This year was the forth time I have used Kinectimals with a class to inspire their writing. And this year staff in our unit said this was the best writing we have seen all year! So I thought I would share a few ways in which game play has inspired writing in my classroom.
This an X Box game and it is also an app game available for iPad. You adopt a tiger or a bear on an island called ‘Lumeria’ and meet a character called Bumble who has been looking after the animals since the explorers left many years ago. It is an adventure game where you lead your animals through different tasks and challenges, find treasures and discover new parts of the island. It’s also a virtual pet style game so it is self paced and children can navigate the island themselves, moving around the place instead of moving forward in game play.
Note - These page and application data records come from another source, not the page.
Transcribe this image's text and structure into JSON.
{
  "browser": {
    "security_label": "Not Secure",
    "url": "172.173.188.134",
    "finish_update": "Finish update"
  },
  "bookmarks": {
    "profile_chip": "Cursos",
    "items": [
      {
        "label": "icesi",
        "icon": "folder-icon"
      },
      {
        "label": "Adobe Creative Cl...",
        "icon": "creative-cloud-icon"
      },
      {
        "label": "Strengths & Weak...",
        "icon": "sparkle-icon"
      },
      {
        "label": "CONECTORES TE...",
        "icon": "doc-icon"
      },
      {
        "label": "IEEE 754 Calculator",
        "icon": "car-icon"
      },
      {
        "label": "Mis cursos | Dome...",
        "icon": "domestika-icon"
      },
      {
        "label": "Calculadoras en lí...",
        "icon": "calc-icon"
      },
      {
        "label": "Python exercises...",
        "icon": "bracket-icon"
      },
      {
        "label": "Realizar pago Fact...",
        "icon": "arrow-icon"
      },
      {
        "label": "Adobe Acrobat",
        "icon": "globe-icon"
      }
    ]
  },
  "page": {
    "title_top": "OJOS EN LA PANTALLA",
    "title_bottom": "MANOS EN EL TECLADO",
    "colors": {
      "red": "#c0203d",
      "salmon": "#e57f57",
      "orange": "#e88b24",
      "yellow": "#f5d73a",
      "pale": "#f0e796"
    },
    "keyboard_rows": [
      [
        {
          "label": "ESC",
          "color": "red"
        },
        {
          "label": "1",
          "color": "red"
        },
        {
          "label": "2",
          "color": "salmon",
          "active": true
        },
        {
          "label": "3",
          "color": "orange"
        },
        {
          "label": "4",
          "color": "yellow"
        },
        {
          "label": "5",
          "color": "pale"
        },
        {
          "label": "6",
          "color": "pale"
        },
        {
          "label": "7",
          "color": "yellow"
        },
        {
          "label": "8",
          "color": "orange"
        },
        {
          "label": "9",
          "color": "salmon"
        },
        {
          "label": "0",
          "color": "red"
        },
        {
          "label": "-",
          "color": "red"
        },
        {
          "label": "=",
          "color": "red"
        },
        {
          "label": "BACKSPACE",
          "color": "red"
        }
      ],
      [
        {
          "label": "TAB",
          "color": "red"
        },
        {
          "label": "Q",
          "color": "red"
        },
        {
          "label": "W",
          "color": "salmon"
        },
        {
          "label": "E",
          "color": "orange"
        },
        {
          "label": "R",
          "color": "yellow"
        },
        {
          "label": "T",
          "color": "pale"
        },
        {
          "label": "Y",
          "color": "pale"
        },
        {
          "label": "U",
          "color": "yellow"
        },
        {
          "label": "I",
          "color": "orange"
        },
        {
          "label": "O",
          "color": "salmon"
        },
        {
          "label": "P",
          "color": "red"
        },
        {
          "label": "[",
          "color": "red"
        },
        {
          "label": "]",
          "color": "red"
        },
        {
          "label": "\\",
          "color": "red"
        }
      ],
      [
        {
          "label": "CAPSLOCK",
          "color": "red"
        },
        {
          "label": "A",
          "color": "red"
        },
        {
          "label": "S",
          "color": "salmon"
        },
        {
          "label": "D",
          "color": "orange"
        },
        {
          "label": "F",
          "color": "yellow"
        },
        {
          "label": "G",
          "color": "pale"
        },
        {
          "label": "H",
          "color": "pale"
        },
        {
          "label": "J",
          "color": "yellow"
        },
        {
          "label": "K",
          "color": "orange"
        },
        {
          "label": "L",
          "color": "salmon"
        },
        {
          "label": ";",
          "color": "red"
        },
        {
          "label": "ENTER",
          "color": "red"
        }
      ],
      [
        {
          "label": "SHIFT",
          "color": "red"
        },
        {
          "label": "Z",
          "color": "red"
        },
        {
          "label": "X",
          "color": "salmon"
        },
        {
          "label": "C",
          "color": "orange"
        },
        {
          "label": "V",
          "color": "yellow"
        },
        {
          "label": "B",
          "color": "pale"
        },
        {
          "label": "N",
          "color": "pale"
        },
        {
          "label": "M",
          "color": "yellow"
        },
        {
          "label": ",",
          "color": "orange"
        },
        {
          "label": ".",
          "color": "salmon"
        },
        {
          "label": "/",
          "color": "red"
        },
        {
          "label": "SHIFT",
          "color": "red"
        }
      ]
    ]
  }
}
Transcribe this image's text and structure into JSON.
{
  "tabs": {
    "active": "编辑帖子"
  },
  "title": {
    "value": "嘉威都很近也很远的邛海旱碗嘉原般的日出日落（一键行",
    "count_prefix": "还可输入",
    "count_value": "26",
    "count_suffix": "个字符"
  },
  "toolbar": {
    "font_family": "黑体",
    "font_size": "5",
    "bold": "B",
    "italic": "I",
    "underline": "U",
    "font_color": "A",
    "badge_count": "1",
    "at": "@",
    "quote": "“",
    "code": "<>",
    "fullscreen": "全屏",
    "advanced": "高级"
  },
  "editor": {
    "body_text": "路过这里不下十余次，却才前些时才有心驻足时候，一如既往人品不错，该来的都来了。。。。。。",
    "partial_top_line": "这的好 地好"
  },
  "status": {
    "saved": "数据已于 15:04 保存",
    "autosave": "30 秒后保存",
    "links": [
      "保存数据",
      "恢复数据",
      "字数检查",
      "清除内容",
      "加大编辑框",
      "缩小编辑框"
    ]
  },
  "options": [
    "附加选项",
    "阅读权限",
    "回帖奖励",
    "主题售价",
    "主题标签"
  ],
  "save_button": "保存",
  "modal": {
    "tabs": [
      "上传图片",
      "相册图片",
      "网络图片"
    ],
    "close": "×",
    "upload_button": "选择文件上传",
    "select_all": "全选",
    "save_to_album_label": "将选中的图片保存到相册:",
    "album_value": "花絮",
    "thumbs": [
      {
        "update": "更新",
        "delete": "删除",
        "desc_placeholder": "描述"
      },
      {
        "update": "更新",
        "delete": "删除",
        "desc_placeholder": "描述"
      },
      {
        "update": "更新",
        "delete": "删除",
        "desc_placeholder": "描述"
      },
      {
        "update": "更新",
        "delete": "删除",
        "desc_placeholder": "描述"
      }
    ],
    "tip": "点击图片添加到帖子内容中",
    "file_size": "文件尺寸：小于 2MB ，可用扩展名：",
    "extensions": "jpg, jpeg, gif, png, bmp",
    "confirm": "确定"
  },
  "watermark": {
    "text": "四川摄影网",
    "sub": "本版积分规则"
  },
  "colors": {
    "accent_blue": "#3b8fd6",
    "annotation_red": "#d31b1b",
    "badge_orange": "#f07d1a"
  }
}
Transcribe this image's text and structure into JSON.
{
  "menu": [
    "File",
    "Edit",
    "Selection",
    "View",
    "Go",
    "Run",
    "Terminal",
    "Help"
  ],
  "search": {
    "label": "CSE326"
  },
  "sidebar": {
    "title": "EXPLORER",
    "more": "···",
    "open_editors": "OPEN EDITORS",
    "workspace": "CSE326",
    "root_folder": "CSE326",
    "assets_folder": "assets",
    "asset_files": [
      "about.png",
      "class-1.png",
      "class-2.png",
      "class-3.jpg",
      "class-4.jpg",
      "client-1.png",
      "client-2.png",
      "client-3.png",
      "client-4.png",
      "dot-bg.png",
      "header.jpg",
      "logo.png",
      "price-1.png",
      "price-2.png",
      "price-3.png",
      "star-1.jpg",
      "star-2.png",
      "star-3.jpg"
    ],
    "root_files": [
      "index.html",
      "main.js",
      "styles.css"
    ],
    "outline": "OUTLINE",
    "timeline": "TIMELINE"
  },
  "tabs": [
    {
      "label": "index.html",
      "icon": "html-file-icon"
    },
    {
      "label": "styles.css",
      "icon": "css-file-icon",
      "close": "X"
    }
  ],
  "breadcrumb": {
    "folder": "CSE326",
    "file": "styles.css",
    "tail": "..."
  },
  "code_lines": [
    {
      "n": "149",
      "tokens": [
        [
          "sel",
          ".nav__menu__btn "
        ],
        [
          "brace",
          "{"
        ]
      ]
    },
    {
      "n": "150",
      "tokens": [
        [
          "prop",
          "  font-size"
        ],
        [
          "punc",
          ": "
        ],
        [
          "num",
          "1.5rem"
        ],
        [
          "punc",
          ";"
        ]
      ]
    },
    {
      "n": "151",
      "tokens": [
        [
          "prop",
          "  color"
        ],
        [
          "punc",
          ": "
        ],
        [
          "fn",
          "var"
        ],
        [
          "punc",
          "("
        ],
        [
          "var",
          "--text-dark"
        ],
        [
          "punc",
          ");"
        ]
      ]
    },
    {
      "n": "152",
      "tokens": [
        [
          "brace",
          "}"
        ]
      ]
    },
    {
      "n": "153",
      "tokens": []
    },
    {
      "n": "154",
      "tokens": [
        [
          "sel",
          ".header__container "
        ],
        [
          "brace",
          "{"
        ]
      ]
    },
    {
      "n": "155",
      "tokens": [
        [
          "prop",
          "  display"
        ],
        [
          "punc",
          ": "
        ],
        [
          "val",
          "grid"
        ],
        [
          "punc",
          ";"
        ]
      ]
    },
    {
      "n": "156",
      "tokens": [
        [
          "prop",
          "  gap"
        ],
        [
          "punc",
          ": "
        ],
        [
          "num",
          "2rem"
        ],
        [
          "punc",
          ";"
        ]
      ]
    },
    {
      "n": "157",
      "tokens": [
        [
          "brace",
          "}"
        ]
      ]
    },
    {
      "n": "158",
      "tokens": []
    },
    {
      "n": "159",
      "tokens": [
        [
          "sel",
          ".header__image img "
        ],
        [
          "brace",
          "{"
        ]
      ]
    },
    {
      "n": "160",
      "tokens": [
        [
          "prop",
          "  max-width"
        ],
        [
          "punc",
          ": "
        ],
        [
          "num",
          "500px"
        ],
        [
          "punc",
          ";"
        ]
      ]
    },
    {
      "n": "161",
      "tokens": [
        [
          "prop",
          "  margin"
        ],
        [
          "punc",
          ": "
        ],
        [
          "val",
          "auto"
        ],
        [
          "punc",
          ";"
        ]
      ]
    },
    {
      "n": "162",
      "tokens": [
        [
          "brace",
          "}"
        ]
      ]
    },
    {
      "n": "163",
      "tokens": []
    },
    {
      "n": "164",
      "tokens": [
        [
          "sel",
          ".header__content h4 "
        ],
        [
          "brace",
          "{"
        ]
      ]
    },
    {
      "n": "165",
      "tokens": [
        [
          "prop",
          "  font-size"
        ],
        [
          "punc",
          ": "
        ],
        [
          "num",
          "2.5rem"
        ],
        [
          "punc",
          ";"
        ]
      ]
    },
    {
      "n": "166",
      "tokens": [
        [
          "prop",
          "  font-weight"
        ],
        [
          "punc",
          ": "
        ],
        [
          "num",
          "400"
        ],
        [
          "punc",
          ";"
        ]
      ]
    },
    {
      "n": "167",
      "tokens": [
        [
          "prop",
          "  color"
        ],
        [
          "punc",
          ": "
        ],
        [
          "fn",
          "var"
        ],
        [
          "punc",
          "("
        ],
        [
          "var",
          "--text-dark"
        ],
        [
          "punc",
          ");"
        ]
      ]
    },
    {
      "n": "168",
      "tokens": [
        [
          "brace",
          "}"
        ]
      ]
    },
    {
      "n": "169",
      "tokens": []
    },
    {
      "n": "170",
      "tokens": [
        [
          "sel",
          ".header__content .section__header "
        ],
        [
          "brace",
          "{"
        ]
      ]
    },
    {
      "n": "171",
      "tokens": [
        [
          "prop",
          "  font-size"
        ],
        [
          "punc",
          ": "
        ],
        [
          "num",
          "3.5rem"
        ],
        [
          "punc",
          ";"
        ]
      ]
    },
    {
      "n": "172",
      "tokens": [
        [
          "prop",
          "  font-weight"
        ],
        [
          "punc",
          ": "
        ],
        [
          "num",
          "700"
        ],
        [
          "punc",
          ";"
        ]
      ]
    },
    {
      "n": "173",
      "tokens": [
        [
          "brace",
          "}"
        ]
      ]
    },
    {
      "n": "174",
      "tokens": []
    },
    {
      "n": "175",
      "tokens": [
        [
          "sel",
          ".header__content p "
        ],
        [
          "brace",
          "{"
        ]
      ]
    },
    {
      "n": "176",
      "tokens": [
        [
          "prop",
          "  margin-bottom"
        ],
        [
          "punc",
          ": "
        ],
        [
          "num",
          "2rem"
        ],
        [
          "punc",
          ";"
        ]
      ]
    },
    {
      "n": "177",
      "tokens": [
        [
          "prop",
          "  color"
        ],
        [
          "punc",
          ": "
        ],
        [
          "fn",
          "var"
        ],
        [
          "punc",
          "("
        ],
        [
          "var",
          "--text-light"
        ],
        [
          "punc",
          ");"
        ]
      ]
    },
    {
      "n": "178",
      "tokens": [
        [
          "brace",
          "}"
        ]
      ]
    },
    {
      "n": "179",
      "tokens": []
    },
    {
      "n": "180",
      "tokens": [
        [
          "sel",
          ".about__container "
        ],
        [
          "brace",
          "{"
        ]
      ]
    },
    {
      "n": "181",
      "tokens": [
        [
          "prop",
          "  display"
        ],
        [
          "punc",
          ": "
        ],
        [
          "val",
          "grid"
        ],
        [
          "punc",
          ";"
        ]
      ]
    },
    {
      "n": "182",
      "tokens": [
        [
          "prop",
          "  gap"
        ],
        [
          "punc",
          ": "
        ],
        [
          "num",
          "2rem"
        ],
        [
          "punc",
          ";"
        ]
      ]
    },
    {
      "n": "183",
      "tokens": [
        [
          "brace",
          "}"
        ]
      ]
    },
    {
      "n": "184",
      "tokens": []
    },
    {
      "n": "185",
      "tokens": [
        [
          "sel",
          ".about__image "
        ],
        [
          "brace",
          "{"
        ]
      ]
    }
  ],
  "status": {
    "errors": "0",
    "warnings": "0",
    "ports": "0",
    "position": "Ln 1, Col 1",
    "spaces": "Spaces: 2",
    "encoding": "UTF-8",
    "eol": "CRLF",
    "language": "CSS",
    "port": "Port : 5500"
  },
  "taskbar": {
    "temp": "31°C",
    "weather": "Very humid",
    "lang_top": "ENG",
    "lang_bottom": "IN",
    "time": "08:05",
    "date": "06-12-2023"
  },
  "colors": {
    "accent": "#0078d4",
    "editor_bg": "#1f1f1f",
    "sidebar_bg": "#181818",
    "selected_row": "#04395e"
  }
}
Graphically it’s stunning, very beautiful and the story is captivating.
I haven’t felt the need to define what Games Based Learning is on my blog as I’ve been too busy trying out different strategies and resources. However, at TeachMeet Play in February half term, I presented for 7 minutes (yeah right, more like 30 minutes!) on these strategies and what Games Based Learning meant for me. Alongside me at the event, Ray Chambers (@lanky_boi_ray) and Bill Lord (@Joga5) also presented and discussed their experiences of gaming in the classroom. We all work with different age groups so our reflections and advice vary which has provoked me to write this blog post.
I produced this short video with Louise Allsop (@louallsop84) to show at BETT 2012 on the European Electronique (@euroele) stand. We decided to post it on my blog too, enjoy!!
Watch how Louise Allsop, Year 1 teacher, uses Just Dance fro Nintendo Wii in her PE lesson.
My partnership with European Electronique has encouraged a lot discussion and research in to the possibilities of using game console hardware beyond the box they come in. I have seen Raymond Chambers (@lanky_boi_ray) speak and followed his blog for a year or so. Ray uses the Kinect Camera with a laptop and creates his own apps for secondary students to use in his ICT lessons. After many chats with Ray he has kindly produced a spelling app based on Letters and Sounds for my class.
I began my journey in to games based learning about a year ago, and I often get asked “how does it work?”. I still don’t have a clear answer, but I do have interesting stories to tell about children’s interactions with games in the classroom.
I have recently partnered with European Electronique (@euroele) who are an ICT solutions company with an interest in promoting games based learning. This partnership has helped to define my ideas about games based learning, so this blog post offers another perspective on what games based learning could be.
In my previous post on games learning with the Kinect in a Foundation Stage setting I spoke about organising game play in smaller group situations and engaging children in activities related to game play. This idea remains the most effect use of gaming with children.
My reflections on using Kinectimals and the X Box Kinect in Foundation 2 was originally published on Tom Barrett’s blog, but I thought I would publish it to my own blog now that it’s up and running. Be sure to check out the discussions about this post of Tom Barrett’s blog though. I have added a few extra points in this post though and included some extra footage. Enjoy.
If you haven’t come across Kinectimals or the X Box Kinect before, then have a look at the official trailer for the game here. Gameplay works without a controller, there is a camera attached to the X Box which detects your movements and the animals in the game respond to them.
My blog follows on neatly from the themes discussed by Tom Barrett in his work with Nintendo Wii’s Endless Ocean. I took on the challenge of introducing Games Based Learning to my Reception class, and to myself! I used an X Box Kinect because game play without a controller seemed ideal for Foundation Stage children. After a 2 – 3 week project on animal homes using Kinectimals as a stimulus, I have reflected on the impact that Games Based Learning had on children’s enquiry. My reflection is structured around four themes; organisation, planning, supported play and Kinect sensitivity. I hope that the successes, difficulties and solutions I found help with any Games Based Learning planning in your classroom.